If we take the $0.60/sh dividend we expect Franklin Street to be able to pay and apply a 7% warranted yield, we arrive at a target stock price of about $8.50. Supporting this target price is our Net Asset Value (NAV)-based approach. By applying a 8.5% market cap rate to the in-place net operating income of Franklin Street's properties and adjusting for other balance sheet assets and liabilities, we arrive at an estimated NAV/sh of $8.60. This analysis implies that Franklin Street's properties are worth roughly $120 per square foot, in-line with how many third party valuation services value similar assets in Franklin Street's markets.
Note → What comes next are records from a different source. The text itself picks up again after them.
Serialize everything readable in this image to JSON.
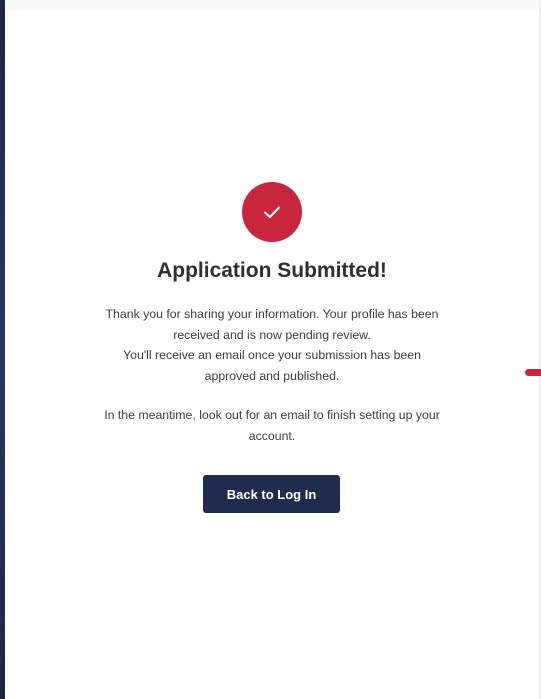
{
  "colors": {
    "accent": "#c8263f",
    "button_bg": "#1f2c4f",
    "title_text": "#2f2f34",
    "body_text": "#3c3c42",
    "left_edge": "#1f2648"
  },
  "status": {
    "icon": "check-icon"
  },
  "content": {
    "title": "Application Submitted!",
    "message_1_line_1": "Thank you for sharing your information. Your profile has been",
    "message_1_line_2": "received and is now pending review.",
    "message_1_line_3": "You'll receive an email once your submission has been",
    "message_1_line_4": "approved and published.",
    "message_2_line_1": "In the meantime, look out for an email to finish setting up your",
    "message_2_line_2": "account."
  },
  "actions": {
    "back_button_label": "Back to Log In"
  }
}
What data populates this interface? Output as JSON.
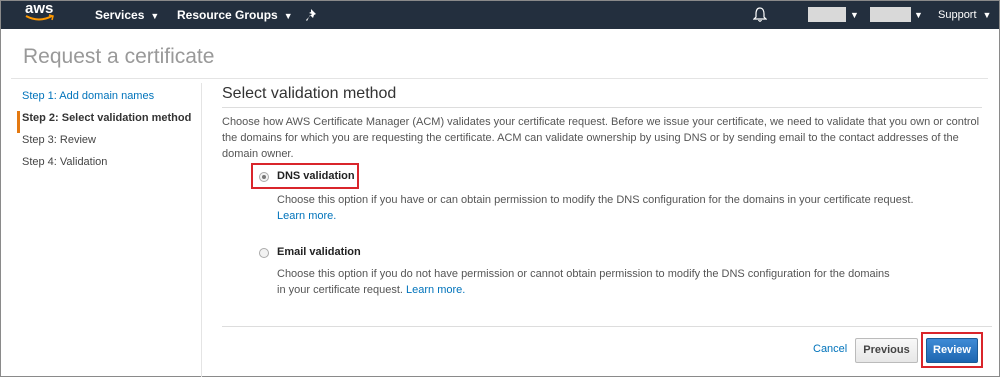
{
  "nav": {
    "logo": "aws",
    "services": "Services",
    "resource_groups": "Resource Groups",
    "support": "Support",
    "icons": [
      "aws-logo",
      "pin-icon",
      "bell-icon"
    ]
  },
  "page": {
    "title": "Request a certificate"
  },
  "steps": [
    {
      "label": "Step 1: Add domain names",
      "state": "link"
    },
    {
      "label": "Step 2: Select validation method",
      "state": "active"
    },
    {
      "label": "Step 3: Review",
      "state": "default"
    },
    {
      "label": "Step 4: Validation",
      "state": "default"
    }
  ],
  "main": {
    "section_title": "Select validation method",
    "intro": "Choose how AWS Certificate Manager (ACM) validates your certificate request. Before we issue your certificate, we need to validate that you own or control the domains for which you are requesting the certificate. ACM can validate ownership by using DNS or by sending email to the contact addresses of the domain owner.",
    "dns": {
      "label": "DNS validation",
      "selected": true,
      "desc": "Choose this option if you have or can obtain permission to modify the DNS configuration for the domains in your certificate request.",
      "learn_more": "Learn more."
    },
    "email": {
      "label": "Email validation",
      "selected": false,
      "desc": "Choose this option if you do not have permission or cannot obtain permission to modify the DNS configuration for the domains in your certificate request.",
      "learn_more": "Learn more."
    }
  },
  "footer": {
    "cancel": "Cancel",
    "previous": "Previous",
    "review": "Review"
  },
  "colors": {
    "nav_bg": "#232f3e",
    "link": "#0073bb",
    "active_step_accent": "#e47911",
    "primary_button": "#2a75c2",
    "highlight": "#d9252b"
  }
}
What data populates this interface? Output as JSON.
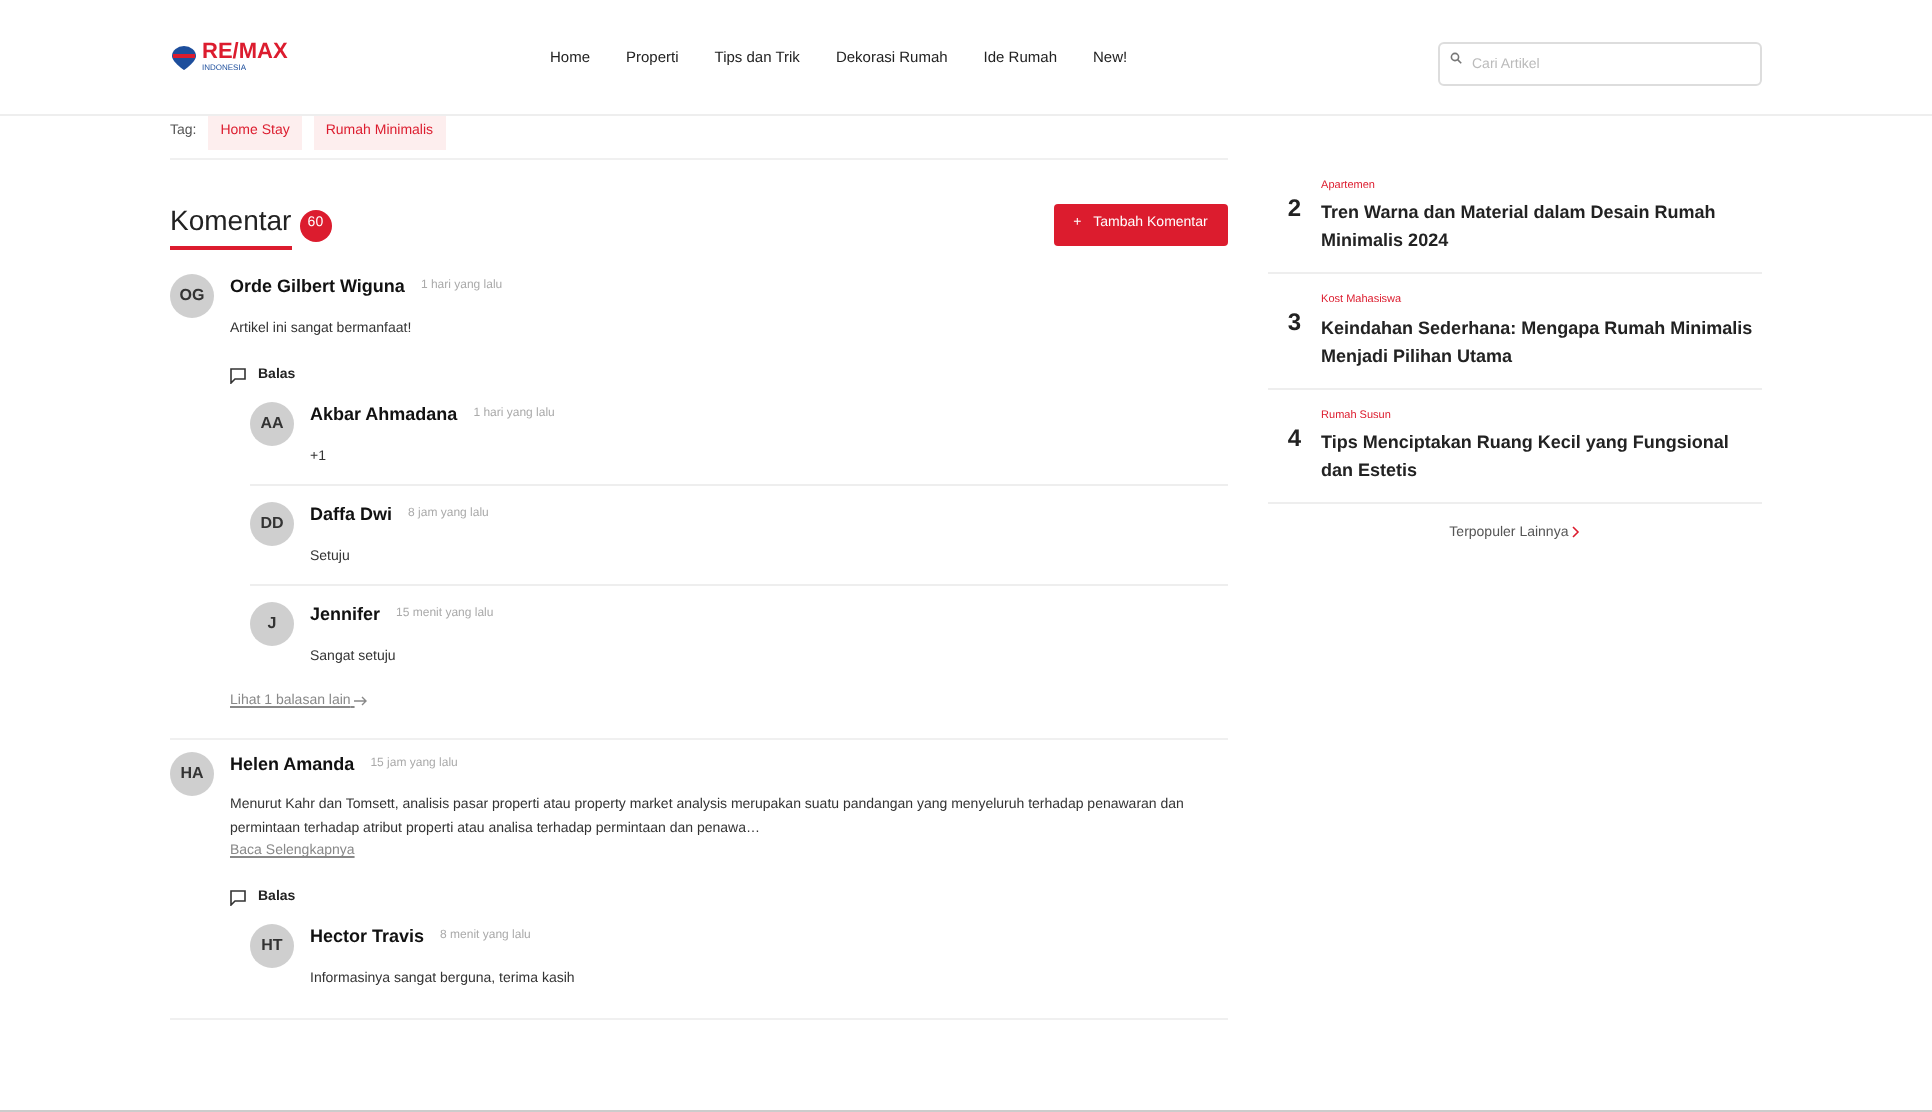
{
  "header": {
    "logo": "RE/MAX",
    "logo_sub": "INDONESIA",
    "nav": [
      "Home",
      "Properti",
      "Tips dan Trik",
      "Dekorasi Rumah",
      "Ide Rumah",
      "New!"
    ],
    "search": {
      "placeholder": "Cari Artikel"
    }
  },
  "tags": {
    "label": "Tag:",
    "items": [
      "Home Stay",
      "Rumah Minimalis"
    ]
  },
  "comments_section": {
    "title": "Komentar",
    "count": "60",
    "add_button": "Tambah Komentar",
    "add_icon": "+",
    "comments": [
      {
        "initials": "OG",
        "name": "Orde Gilbert Wiguna",
        "time": "1 hari yang lalu",
        "text": "Artikel ini sangat bermanfaat!",
        "reply_label": "Balas",
        "replies": [
          {
            "initials": "AA",
            "name": "Akbar Ahmadana",
            "time": "1 hari yang lalu",
            "text": "+1"
          },
          {
            "initials": "DD",
            "name": "Daffa Dwi",
            "time": "8 jam yang lalu",
            "text": "Setuju"
          },
          {
            "initials": "J",
            "name": "Jennifer",
            "time": "15 menit yang lalu",
            "text": "Sangat setuju"
          }
        ],
        "more_replies": "Lihat 1 balasan lain"
      },
      {
        "initials": "HA",
        "name": "Helen Amanda",
        "time": "15 jam yang lalu",
        "text": "Menurut Kahr dan Tomsett, analisis pasar properti atau property market analysis merupakan suatu pandangan yang menyeluruh terhadap penawaran dan permintaan terhadap atribut properti atau analisa terhadap permintaan dan penawa…",
        "read_more": "Baca Selengkapnya",
        "reply_label": "Balas",
        "replies": [
          {
            "initials": "HT",
            "name": "Hector Travis",
            "time": "8 menit yang lalu",
            "text": "Informasinya sangat berguna, terima kasih"
          }
        ]
      }
    ]
  },
  "popular": {
    "items": [
      {
        "rank": "2",
        "category": "Apartemen",
        "title": "Tren Warna dan Material dalam Desain Rumah Minimalis 2024"
      },
      {
        "rank": "3",
        "category": "Kost Mahasiswa",
        "title": "Keindahan Sederhana: Mengapa Rumah Minimalis Menjadi Pilihan Utama"
      },
      {
        "rank": "4",
        "category": "Rumah Susun",
        "title": "Tips Menciptakan Ruang Kecil yang Fungsional dan Estetis"
      }
    ],
    "more_link": "Terpopuler Lainnya"
  }
}
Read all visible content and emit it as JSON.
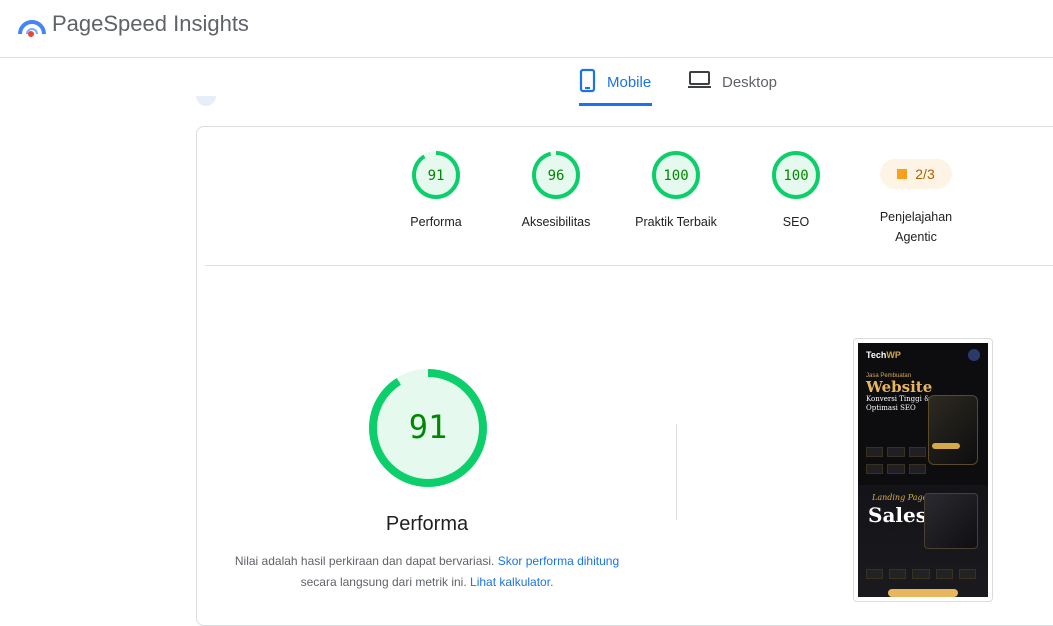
{
  "header": {
    "brand": "PageSpeed Insights"
  },
  "tabs": [
    {
      "label": "Mobile",
      "active": true
    },
    {
      "label": "Desktop",
      "active": false
    }
  ],
  "categories": [
    {
      "label": "Performa",
      "score": 91
    },
    {
      "label": "Aksesibilitas",
      "score": 96
    },
    {
      "label": "Praktik Terbaik",
      "score": 100
    },
    {
      "label": "SEO",
      "score": 100
    },
    {
      "label_line1": "Penjelajahan",
      "label_line2": "Agentic",
      "badge": "2/3"
    }
  ],
  "main": {
    "score": 91,
    "title": "Performa",
    "desc_prefix": "Nilai adalah hasil perkiraan dan dapat bervariasi.",
    "desc_link1": "Skor performa dihitung",
    "desc_mid": "secara langsung dari metrik ini.",
    "desc_link2": "Lihat kalkulator."
  },
  "screenshot": {
    "brand_a": "Tech",
    "brand_b": "WP",
    "small_text": "Jasa Pembuatan",
    "headline": "Website",
    "line1": "Konversi Tinggi &",
    "line2": "Optimasi SEO",
    "script_text": "Landing Page",
    "sales": "Sales"
  },
  "colors": {
    "pass_green": "#0cce6b",
    "pass_text": "#008800",
    "pass_bg": "#e6f9ef",
    "accent_blue": "#1a73e8",
    "average_orange": "#fa9f1e"
  }
}
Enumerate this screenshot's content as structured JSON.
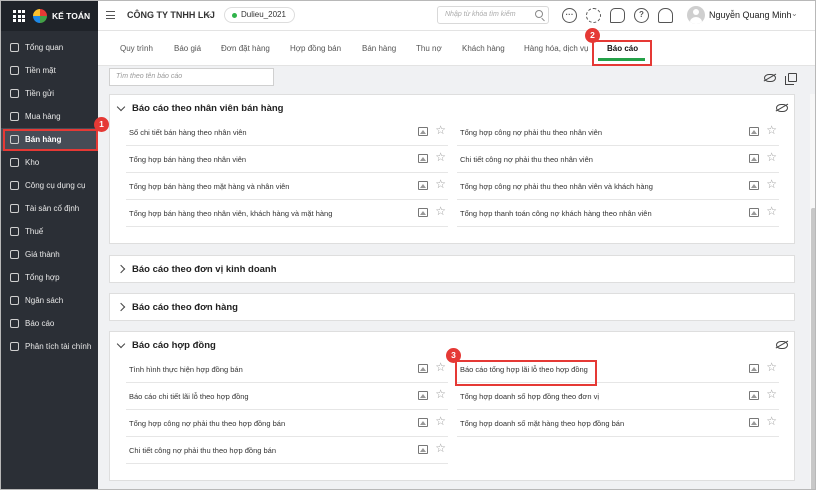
{
  "app": {
    "brand": "KẾ TOÁN",
    "company": "CÔNG TY TNHH LKJ",
    "database": "Dulieu_2021",
    "search_placeholder": "Nhập từ khóa tìm kiếm",
    "user": "Nguyễn Quang Minh"
  },
  "sidebar": {
    "items": [
      {
        "label": "Tổng quan",
        "icon": "dashboard-icon"
      },
      {
        "label": "Tiền mặt",
        "icon": "cash-icon"
      },
      {
        "label": "Tiền gửi",
        "icon": "bank-icon"
      },
      {
        "label": "Mua hàng",
        "icon": "purchase-icon"
      },
      {
        "label": "Bán hàng",
        "icon": "cart-icon"
      },
      {
        "label": "Kho",
        "icon": "warehouse-icon"
      },
      {
        "label": "Công cụ dụng cụ",
        "icon": "tools-icon"
      },
      {
        "label": "Tài sản cố định",
        "icon": "asset-icon"
      },
      {
        "label": "Thuế",
        "icon": "tax-icon"
      },
      {
        "label": "Giá thành",
        "icon": "cost-icon"
      },
      {
        "label": "Tổng hợp",
        "icon": "summary-icon"
      },
      {
        "label": "Ngân sách",
        "icon": "budget-icon"
      },
      {
        "label": "Báo cáo",
        "icon": "report-icon"
      },
      {
        "label": "Phân tích tài chính",
        "icon": "analytics-icon"
      }
    ],
    "active": "Bán hàng"
  },
  "tabs": [
    "Quy trình",
    "Báo giá",
    "Đơn đặt hàng",
    "Hợp đồng bán",
    "Bán hàng",
    "Thu nợ",
    "Khách hàng",
    "Hàng hóa, dịch vụ",
    "Báo cáo"
  ],
  "active_tab": "Báo cáo",
  "filter_placeholder": "Tìm theo tên báo cáo",
  "badges": [
    "1",
    "2",
    "3"
  ],
  "sections": [
    {
      "title": "Báo cáo theo nhân viên bán hàng",
      "expanded": true,
      "left": [
        "Sổ chi tiết bán hàng theo nhân viên",
        "Tổng hợp bán hàng theo nhân viên",
        "Tổng hợp bán hàng theo mặt hàng và nhân viên",
        "Tổng hợp bán hàng theo nhân viên, khách hàng và mặt hàng"
      ],
      "right": [
        "Tổng hợp công nợ phải thu theo nhân viên",
        "Chi tiết công nợ phải thu theo nhân viên",
        "Tổng hợp công nợ phải thu theo nhân viên và khách hàng",
        "Tổng hợp thanh toán công nợ khách hàng theo nhân viên"
      ]
    },
    {
      "title": "Báo cáo theo đơn vị kinh doanh",
      "expanded": false
    },
    {
      "title": "Báo cáo theo đơn hàng",
      "expanded": false
    },
    {
      "title": "Báo cáo hợp đồng",
      "expanded": true,
      "left": [
        "Tình hình thực hiện hợp đồng bán",
        "Báo cáo chi tiết lãi lỗ theo hợp đồng",
        "Tổng hợp công nợ phải thu theo hợp đồng bán",
        "Chi tiết công nợ phải thu theo hợp đồng bán"
      ],
      "right": [
        "Báo cáo tổng hợp lãi lỗ theo hợp đồng",
        "Tổng hợp doanh số hợp đồng theo đơn vị",
        "Tổng hợp doanh số mặt hàng theo hợp đồng bán"
      ]
    }
  ]
}
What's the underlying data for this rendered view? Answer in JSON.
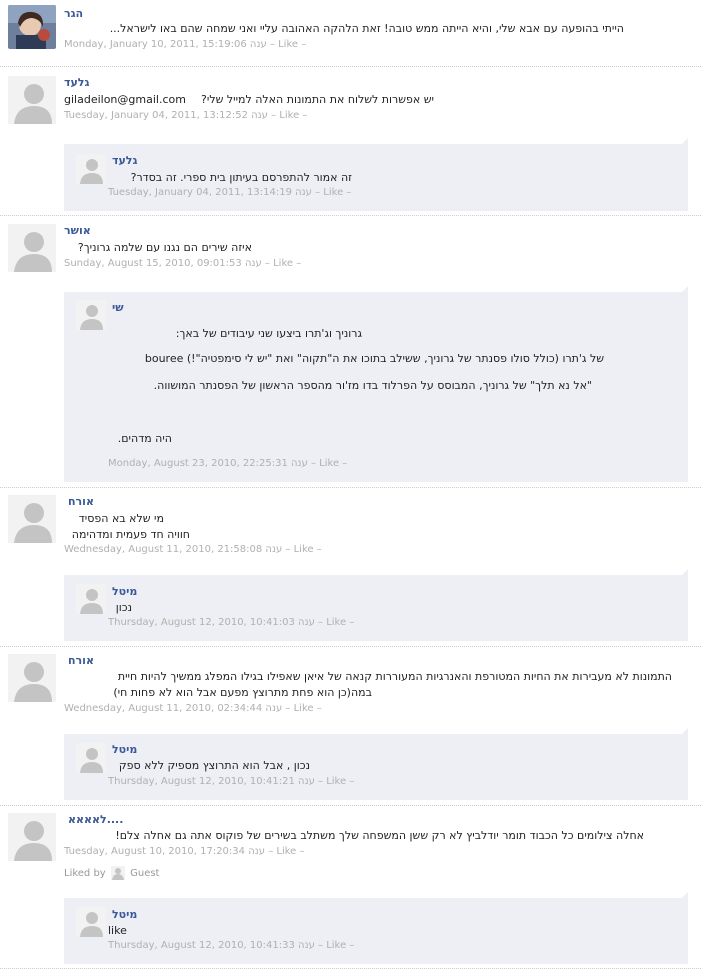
{
  "comments": [
    {
      "name": "הגר",
      "text_lines": [
        "הייתי בהופעה עם אבא שלי, והיא הייתה ממש טובה! זאת הלהקה האהובה עליי ואני שמחה שהם באו לישראל..."
      ],
      "date": "Monday, January 10, 2011, 15:19:06",
      "reply_label": "ענה",
      "like_label": "Like",
      "dash": "–"
    },
    {
      "name": "גלעד",
      "email": "giladeilon@gmail.com",
      "text_lines": [
        "יש אפשרות לשלוח את התמונות האלה למייל שלי?"
      ],
      "date": "Tuesday, January 04, 2011, 13:12:52",
      "reply_label": "ענה",
      "like_label": "Like",
      "dash": "–",
      "replies": [
        {
          "name": "גלעד",
          "text_lines": [
            "זה אמור להתפרסם בעיתון בית ספרי. זה בסדר?"
          ],
          "date": "Tuesday, January 04, 2011, 13:14:19",
          "reply_label": "ענה",
          "like_label": "Like",
          "dash": "–"
        }
      ]
    },
    {
      "name": "אושר",
      "text_lines": [
        "איזה שירים הם נגנו עם שלמה גרוניך?"
      ],
      "date": "Sunday, August 15, 2010, 09:01:53",
      "reply_label": "ענה",
      "like_label": "Like",
      "dash": "–",
      "replies": [
        {
          "name": "שי",
          "text_lines": [
            "גרוניך וג'תרו ביצעו שני עיבודים של באך:",
            "bouree של ג'תרו (כולל סולו פסנתר של גרוניך, ששילב בתוכו את ה\"תקוה\" ואת \"יש לי סימפטיה\"!)",
            "\"אל נא תלך\" של גרוניך, המבוסס על הפרלוד בדו מז'ור מהספר הראשון של הפסנתר המושווה.",
            "היה מדהים."
          ],
          "date": "Monday, August 23, 2010, 22:25:31",
          "reply_label": "ענה",
          "like_label": "Like",
          "dash": "–"
        }
      ]
    },
    {
      "name": "אורח",
      "text_lines": [
        "מי שלא בא הפסיד",
        "חוויה חד פעמית ומדהימה"
      ],
      "date": "Wednesday, August 11, 2010, 21:58:08",
      "reply_label": "ענה",
      "like_label": "Like",
      "dash": "–",
      "replies": [
        {
          "name": "מיטל",
          "text_lines": [
            "נכון"
          ],
          "date": "Thursday, August 12, 2010, 10:41:03",
          "reply_label": "ענה",
          "like_label": "Like",
          "dash": "–"
        }
      ]
    },
    {
      "name": "אורח",
      "text_lines": [
        "התמונות לא מעבירות את החיות המטורפת והאנרגיות המעוררות קנאה של איאן שאפילו בגילו המפלג ממשיך להיות חיית",
        "במה(כן הוא פחת מתרוצץ מפעם אבל הוא לא פחות חי)"
      ],
      "date": "Wednesday, August 11, 2010, 02:34:44",
      "reply_label": "ענה",
      "like_label": "Like",
      "dash": "–",
      "replies": [
        {
          "name": "מיטל",
          "text_lines": [
            "נכון , אבל הוא התרוצץ מספיק ללא ספק"
          ],
          "date": "Thursday, August 12, 2010, 10:41:21",
          "reply_label": "ענה",
          "like_label": "Like",
          "dash": "–"
        }
      ]
    },
    {
      "name": "לאאאא....",
      "text_lines": [
        "אחלה צילומים כל הכבוד תומר יודלביץ לא רק ששן המשפחה שלך משתלב בשירים של פוקוס אתה גם אחלה צלם!"
      ],
      "date": "Tuesday, August 10, 2010, 17:20:34",
      "reply_label": "ענה",
      "like_label": "Like",
      "dash": "–",
      "liked_by": "Liked by",
      "liked_user": "Guest",
      "replies": [
        {
          "name": "מיטל",
          "text_lines": [
            "like"
          ],
          "date": "Thursday, August 12, 2010, 10:41:33",
          "reply_label": "ענה",
          "like_label": "Like",
          "dash": "–"
        }
      ]
    }
  ],
  "colors": {
    "name": "#3b5998",
    "reply_bg": "#edeff4",
    "meta": "#b0b0b0"
  }
}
We believe the risks to this investment to be limited. The primary risk is that the investment banking business rebounds and begins once again to contribute meaningful cash flow. However, even if this business were to suddenly return to its peak EBITDA of $20mm from 2003, the resulting cash flow would not be sufficient to bridge the gap between the $0.60 of estimated cash flow we model and the $0.76 current dividend obligation. Due to the reasons laid out in this write-up, though, we strongly believe that this business is indeed impaired and will never return to its prior peak. Other risks relate mainly to timing, in our view. If Franklin Street does choose to sell or mortgage existing assets or acquire new assets in order to fund the current dividend, this serves to prolong the inevitable rather than remedy it. Still, as short sellers, we could be left having to pay the dividend while this occurred. However, even if Franklin Street is to be able to maintain the $0.76 rate, that would amount to only a 6.3% carrying cost. We believe this risk to be vastly outweighed by the chances of a catalyst in our favor and the magnitude of overvaluation.
Potential dividend cut or equity offering
Continued deterioration of property fundamentals